Sneckamaxon! Calming Fishtown's Wild Intersection at Frankford and Shackamaxon

18Feb
An oversized and abnormal intersection in a heavily trafficked pedestrian corridor

Font Size

-A +A

This guest post comes to us from reader and Fishtown resident Nate Hommel

I live in the vibrant neighborhood of Fishtown with my wife and two little kids. We own a car but choose not to use it very much. Fishtown has excellent public transit, but why does it have to be so hard to reach on foot?

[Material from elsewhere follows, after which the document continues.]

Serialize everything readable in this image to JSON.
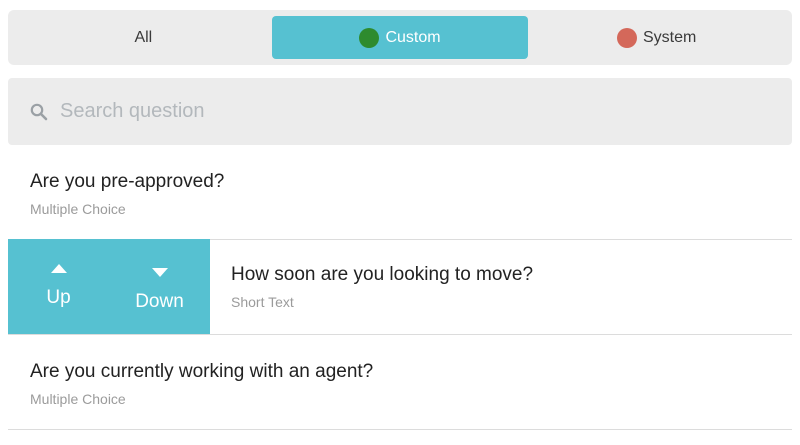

Here's my typical commute: I take the bus most mornings with my 4 year old daughter to her school in the Northern Liberties neighborhood. We walk down Thompson Street to Frankford Ave, then play frogger to get to the bus stop on the West side of Frankford and Thompson. There is no crosswalk at Thompson Street, a route which many people take to get to the Girard stop on the Market Frankford elevated line. On my way home from the Girard El stop I walk up Frankford and have to cross the outrageously oversized cartway that is Shackamaxon Street.

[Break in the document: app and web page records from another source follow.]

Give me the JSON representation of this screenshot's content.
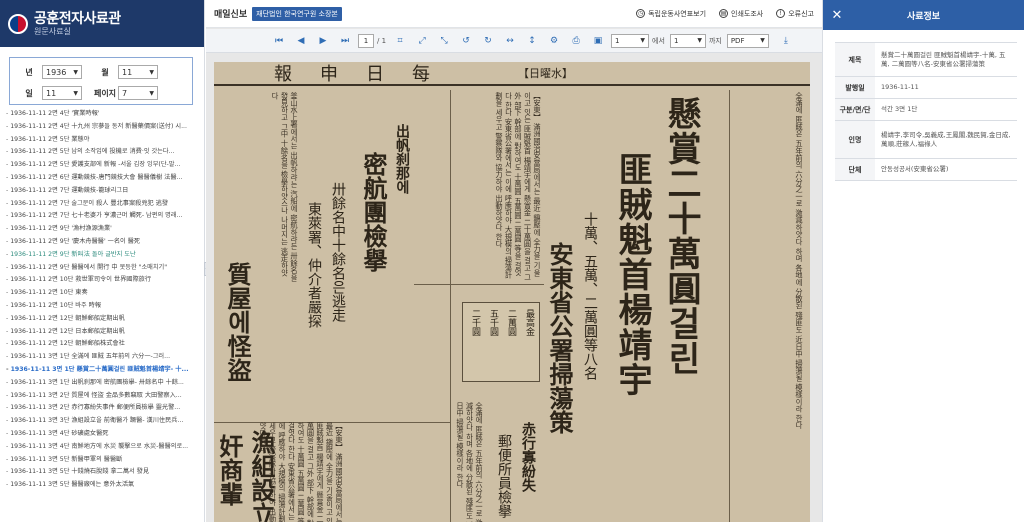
{
  "logo": {
    "title": "공훈전자사료관",
    "subtitle": "원문사료실"
  },
  "filters": {
    "year_label": "년",
    "year_value": "1936",
    "month_label": "월",
    "month_value": "11",
    "day_label": "일",
    "day_value": "11",
    "page_label": "페이지",
    "page_value": "7"
  },
  "articles": [
    {
      "text": "1936-11-11 2면 4단 '實業時報'",
      "state": "normal"
    },
    {
      "text": "1936-11-11 2면 4단 十九州 宗蔘들 동저 新醫藥價案(送付) 시...",
      "state": "normal"
    },
    {
      "text": "1936-11-11 2면 5단 業態야",
      "state": "normal"
    },
    {
      "text": "1936-11-11 2면 5단 남의 소작입에 投機로 消費·잇 갓는다...",
      "state": "normal"
    },
    {
      "text": "1936-11-11 2면 5단 愛護支部에 新報 -서울 김장 잉부(단-말...",
      "state": "normal"
    },
    {
      "text": "1936-11-11 2면 6단 運動競技-唐門競技大會 醫醫儀樹 法醫...",
      "state": "normal"
    },
    {
      "text": "1936-11-11 2면 7단 運動競技-籠球리그日",
      "state": "normal"
    },
    {
      "text": "1936-11-11 2면 7단 술그문이 殺人 豐北事案殺兇犯 逃發",
      "state": "normal"
    },
    {
      "text": "1936-11-11 2면 7단 七十老婆가 亨濃근머 觸死- 남편의 명래...",
      "state": "normal"
    },
    {
      "text": "1936-11-11 2면 9단 '漁村漁源漁業'",
      "state": "normal"
    },
    {
      "text": "1936-11-11 2면 9단 '慶木舟醫醫' 一名이 醫死",
      "state": "normal"
    },
    {
      "text": "1936-11-11 2면 9단 新叫法 돌아 글반지 도난",
      "state": "visited"
    },
    {
      "text": "1936-11-11 2면 9단 醫醫에서 開行 中 못등한 \"소매치기\"",
      "state": "normal"
    },
    {
      "text": "1936-11-11 2면 10단 救世軍司令이 世界國際旅行",
      "state": "normal"
    },
    {
      "text": "1936-11-11 2면 10단 東奏",
      "state": "normal"
    },
    {
      "text": "1936-11-11 2면 10단 바주 時報",
      "state": "normal"
    },
    {
      "text": "1936-11-11 2면 12단 朝鮮郵船定期出帆",
      "state": "normal"
    },
    {
      "text": "1936-11-11 2면 12단 日本郵船定期出帆",
      "state": "normal"
    },
    {
      "text": "1936-11-11 2면 12단 朝鮮郵船株式會社",
      "state": "normal"
    },
    {
      "text": "1936-11-11 3면 1단 全滿에 匪賊 五年前의 六分一-그러...",
      "state": "normal"
    },
    {
      "text": "1936-11-11 3면 1단 懸賞二十萬圓걸린 匪賊魁首楊靖宇- 十...",
      "state": "active"
    },
    {
      "text": "1936-11-11 3면 1단 出帆刹那에 密航團檢擧- 卅餘名中 十餘...",
      "state": "normal"
    },
    {
      "text": "1936-11-11 3면 2단 質屋에 怪盜 金品多數竊取 大田警察入...",
      "state": "normal"
    },
    {
      "text": "1936-11-11 3면 2단 赤行寡紛失事件 郵便所員檢擧 靈光警...",
      "state": "normal"
    },
    {
      "text": "1936-11-11 3면 3단 漁組設立을 前衛醫가 蹶醫- 漢川住民兵...",
      "state": "normal"
    },
    {
      "text": "1936-11-11 3면 4단 砂礦處女醫死",
      "state": "normal"
    },
    {
      "text": "1936-11-11 3면 4단 南鮮地方에 水災 襲撃으로 水災-醫醫의로...",
      "state": "normal"
    },
    {
      "text": "1936-11-11 3면 5단 新醫甲軍의 醫醫斷",
      "state": "normal"
    },
    {
      "text": "1936-11-11 3면 5단 十錢燒石脫錢 拿二萬서 發見",
      "state": "normal"
    },
    {
      "text": "1936-11-11 3면 5단 醫醫廠에는 意外太活氣",
      "state": "normal"
    }
  ],
  "center_header": {
    "paper_name": "매일신보",
    "source_badge": "재단법인 한국연구원 소장본",
    "links": [
      "독립운동사연표보기",
      "인쇄도조사",
      "오류신고"
    ]
  },
  "toolbar": {
    "page_current": "1",
    "page_total": "/ 1",
    "range_from": "1",
    "range_from_label": "에서",
    "range_to": "1",
    "range_to_label": "까지",
    "format": "PDF"
  },
  "newspaper": {
    "masthead_title": "報申日每",
    "masthead_date": "【日曜水】",
    "headline_main": "懸賞二十萬圓걸린",
    "headline_sub": "匪賊魁首楊靖宇",
    "headline_side": "十萬、五萬、二萬圓等八名",
    "headline_side2": "安東省公署掃蕩策",
    "headline_two_main": "密航團檢擧",
    "headline_two_top": "出帆刹那에",
    "headline_two_sub": "卅餘名中十餘名은逃走",
    "headline_two_sub2": "東萊署、仲介者嚴探",
    "headline_three": "質屋에怪盜",
    "headline_four": "赤行寡紛失",
    "headline_four_sub": "郵便所員檢擧",
    "headline_five": "漁組設立",
    "headline_six": "奸商輩",
    "body_text": "【安東】 滿洲國治安當局에서는 最近 鎭壓에 全力을 기울이고 잇는 匪賊魁首 楊靖宇에게 懸賞金 二十萬圓을 걸고 그外 部下 幹部에 對하여도 十萬圓 五萬圓 二萬圓 等을 걸엇다 한다 安東省公署에서는 이에 呼應하야 大規模의 掃蕩計劃을 세우고 警察隊와 協力하야 出動하얏다 한다",
    "body_text_short": "全滿에 匪賊은 五年前의 六分之一로 激減하얏다 하며 各地에 分散된 殘匪도 近日中 掃蕩될 模樣이라 한다",
    "body_text_right": "釜山水上署에서는 出帆하랴는 汽船에 密航하랴든 卅餘名을 發見하고 그中 十餘名을 檢擧하얏스나 나머지는 逃走하얏다",
    "price_rows": [
      "最高金",
      "二萬圓",
      "五千圓",
      "二千圓"
    ]
  },
  "info_panel": {
    "title": "사료정보",
    "rows": [
      {
        "key": "제목",
        "value": "懸賞二十萬圓걸린 匪賊魁首楊靖宇-十萬, 五萬, 二萬圓等八名-安東省公署掃蕩策"
      },
      {
        "key": "발행일",
        "value": "1936-11-11"
      },
      {
        "key": "구분/면/단",
        "value": "석간 3면 1단"
      },
      {
        "key": "인명",
        "value": "楊靖宇,李司令,吳義成,王鳳閣,魏民賀,金日成,萬順,莊稼人,福祿人"
      },
      {
        "key": "단체",
        "value": "안동성공서(安東省公署)"
      }
    ]
  }
}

Due to the angled alignment of the intersection the 1 lane, 1 block long, Northwest bound  Shackamaxon Street crossing is nearly 115' on foot. This excess space leads to poor behavior. Northbound cars enter Frankford Ave at an angle, (think highway on ramp) which sends the following message: hit the gas, maybe you'll beat that bus!

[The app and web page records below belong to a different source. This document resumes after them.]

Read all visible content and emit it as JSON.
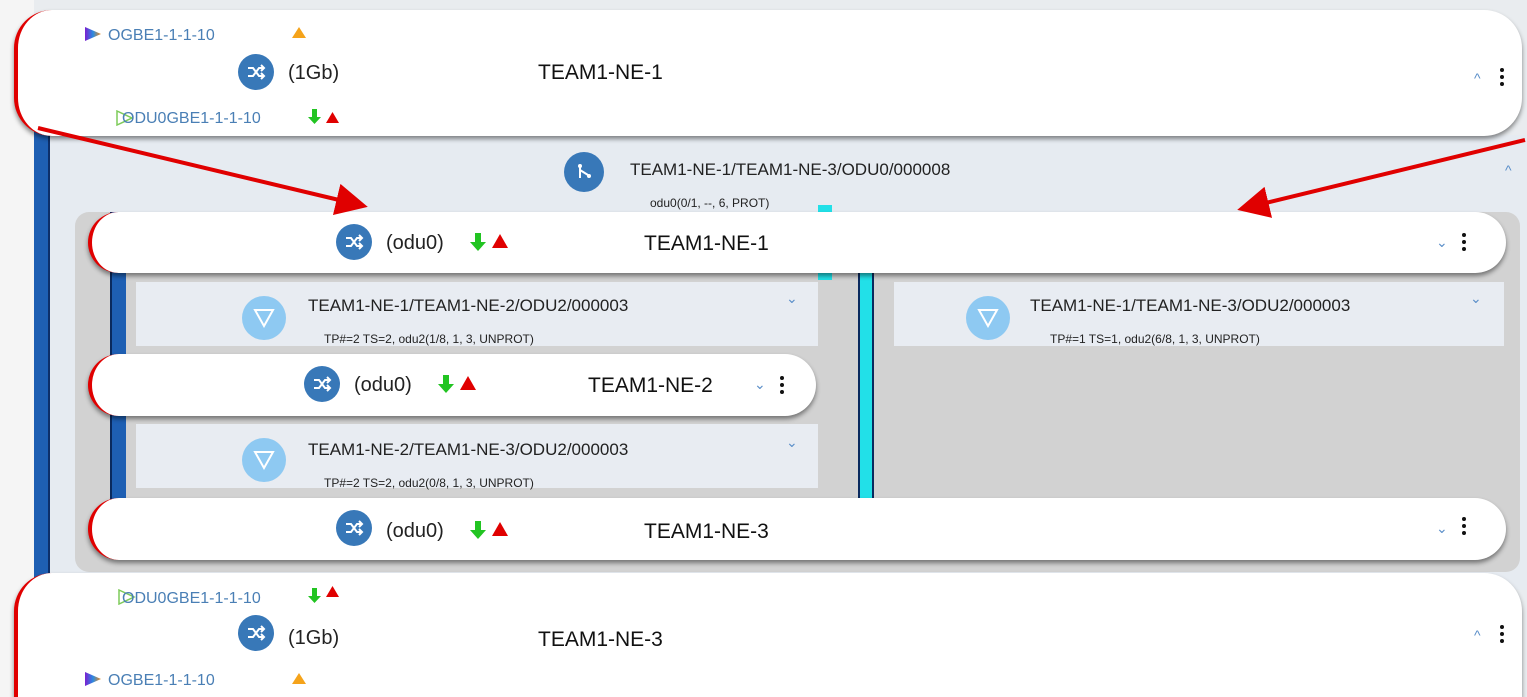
{
  "top_card": {
    "port_top": "OGBE1-1-1-10",
    "rate": "(1Gb)",
    "ne_name": "TEAM1-NE-1",
    "port_bottom": "ODU0GBE1-1-1-10"
  },
  "connection": {
    "title": "TEAM1-NE-1/TEAM1-NE-3/ODU0/000008",
    "subtitle": "odu0(0/1, --, 6, PROT)"
  },
  "ne_row_1": {
    "rate": "(odu0)",
    "ne_name": "TEAM1-NE-1"
  },
  "segment_left_1": {
    "title": "TEAM1-NE-1/TEAM1-NE-2/ODU2/000003",
    "subtitle": "TP#=2 TS=2, odu2(1/8, 1, 3, UNPROT)"
  },
  "segment_right_1": {
    "title": "TEAM1-NE-1/TEAM1-NE-3/ODU2/000003",
    "subtitle": "TP#=1 TS=1, odu2(6/8, 1, 3, UNPROT)"
  },
  "ne_row_2": {
    "rate": "(odu0)",
    "ne_name": "TEAM1-NE-2"
  },
  "segment_left_2": {
    "title": "TEAM1-NE-2/TEAM1-NE-3/ODU2/000003",
    "subtitle": "TP#=2 TS=2, odu2(0/8, 1, 3, UNPROT)"
  },
  "ne_row_3": {
    "rate": "(odu0)",
    "ne_name": "TEAM1-NE-3"
  },
  "bottom_card": {
    "port_top": "ODU0GBE1-1-1-10",
    "rate": "(1Gb)",
    "ne_name": "TEAM1-NE-3",
    "port_bottom": "OGBE1-1-1-10"
  },
  "colors": {
    "accent_red": "#e00000",
    "node_blue": "#3878b8",
    "segment_blue": "#8ec9f2",
    "protect_cyan": "#22e0e8",
    "work_blue": "#1e5fb3",
    "alarm_green": "#22c422",
    "alarm_orange": "#f5a31a"
  },
  "icons": [
    "cross-connect-icon",
    "split-route-icon",
    "segment-triangle-icon",
    "chevron-up-icon",
    "chevron-down-icon",
    "kebab-menu-icon",
    "play-triangle-icon",
    "arrow-down-icon",
    "alarm-up-icon"
  ]
}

You'll notice circular tracks in the sneckdown image above. Anecdotally, most u-turns at this intersection (clearly marked as illegal) seem to be from taxis that drop people off near Frankford and Girard, then dare not venture further into Fishtown and just crank the wheel around at Shackamaxon.

The image above shows the area of the existing walkway, the unneeded cartway space, as made evident by the recent snow events, and suggests locations for crosswalks. The aerial photo in the upper right shows the existing conditions without snow.

This is a maddening crossing that can be so much better with a little paint, some planters, and large stones to protect pedestrians and reduce the crossing distance. Dare I say, it might even increase some on street parking spaces as a result! Can we get the community to rally around this? 

Last Updated: Tuesday, 18 February 2014 @ 09.11
Rate This Content: 
Average: 5 (1 vote)
Written By: 
jongeeting's picture Jon Geeting About the Author:

Jon Geeting is a Philadelphia-based freelance journalist and policy researcher. His writing also appears at Next City, Primary Colors, and Keystone Politics, where he covers politics and elections, land use and transportation, and urban economic policy. He also writes a monthly Political Machine column at Philly City Paper.